* **INSTRUCTIONS TO FOLLOW**:
The whole listing should be retyped word for word, apart from the pictures it holds.
== Segment start ==
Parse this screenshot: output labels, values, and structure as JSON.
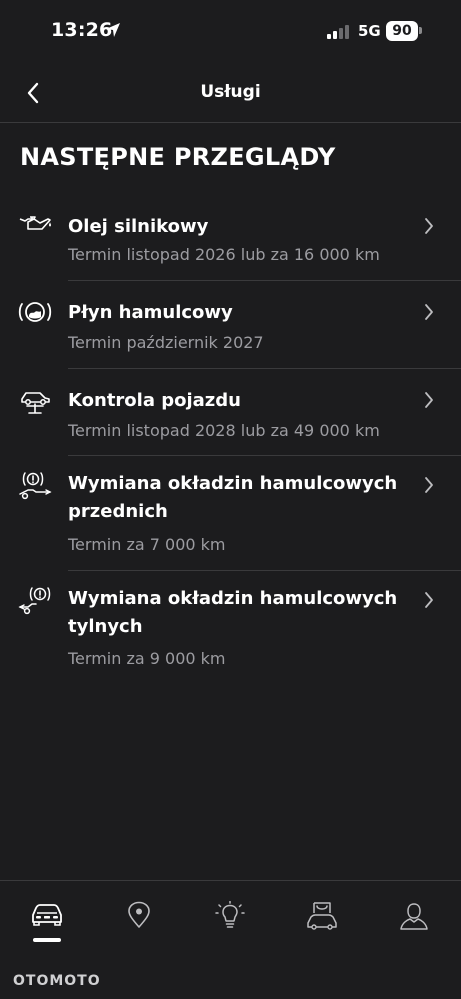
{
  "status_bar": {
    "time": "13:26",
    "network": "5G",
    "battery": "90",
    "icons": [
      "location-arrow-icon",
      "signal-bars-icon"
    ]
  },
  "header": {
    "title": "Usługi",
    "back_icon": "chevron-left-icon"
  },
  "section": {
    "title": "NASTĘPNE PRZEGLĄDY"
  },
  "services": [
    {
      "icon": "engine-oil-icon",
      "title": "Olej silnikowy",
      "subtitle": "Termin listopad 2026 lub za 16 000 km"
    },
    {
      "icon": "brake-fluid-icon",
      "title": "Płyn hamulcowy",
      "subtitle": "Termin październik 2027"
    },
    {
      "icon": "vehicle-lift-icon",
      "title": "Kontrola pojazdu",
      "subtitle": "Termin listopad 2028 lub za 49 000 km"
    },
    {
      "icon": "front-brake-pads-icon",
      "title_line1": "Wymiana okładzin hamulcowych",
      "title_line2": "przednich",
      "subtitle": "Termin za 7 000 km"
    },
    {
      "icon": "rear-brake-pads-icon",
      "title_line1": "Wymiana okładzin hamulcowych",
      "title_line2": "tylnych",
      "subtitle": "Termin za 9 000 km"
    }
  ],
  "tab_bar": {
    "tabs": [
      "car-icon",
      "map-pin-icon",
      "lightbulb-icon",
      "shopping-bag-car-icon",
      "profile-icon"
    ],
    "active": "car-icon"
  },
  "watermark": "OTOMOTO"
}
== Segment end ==
* **THE ANSWER**:
Parse this screenshot: output labels, values, and structure as JSON.
{
  "status_bar": {
    "time": "13:26",
    "network": "5G",
    "battery": "90",
    "icons": [
      "location-arrow-icon",
      "signal-bars-icon"
    ]
  },
  "header": {
    "title": "Usługi",
    "back_icon": "chevron-left-icon"
  },
  "section": {
    "title": "NASTĘPNE PRZEGLĄDY"
  },
  "services": [
    {
      "icon": "engine-oil-icon",
      "title": "Olej silnikowy",
      "subtitle": "Termin listopad 2026 lub za 16 000 km"
    },
    {
      "icon": "brake-fluid-icon",
      "title": "Płyn hamulcowy",
      "subtitle": "Termin październik 2027"
    },
    {
      "icon": "vehicle-lift-icon",
      "title": "Kontrola pojazdu",
      "subtitle": "Termin listopad 2028 lub za 49 000 km"
    },
    {
      "icon": "front-brake-pads-icon",
      "title_line1": "Wymiana okładzin hamulcowych",
      "title_line2": "przednich",
      "subtitle": "Termin za 7 000 km"
    },
    {
      "icon": "rear-brake-pads-icon",
      "title_line1": "Wymiana okładzin hamulcowych",
      "title_line2": "tylnych",
      "subtitle": "Termin za 9 000 km"
    }
  ],
  "tab_bar": {
    "tabs": [
      "car-icon",
      "map-pin-icon",
      "lightbulb-icon",
      "shopping-bag-car-icon",
      "profile-icon"
    ],
    "active": "car-icon"
  },
  "watermark": "OTOMOTO"
}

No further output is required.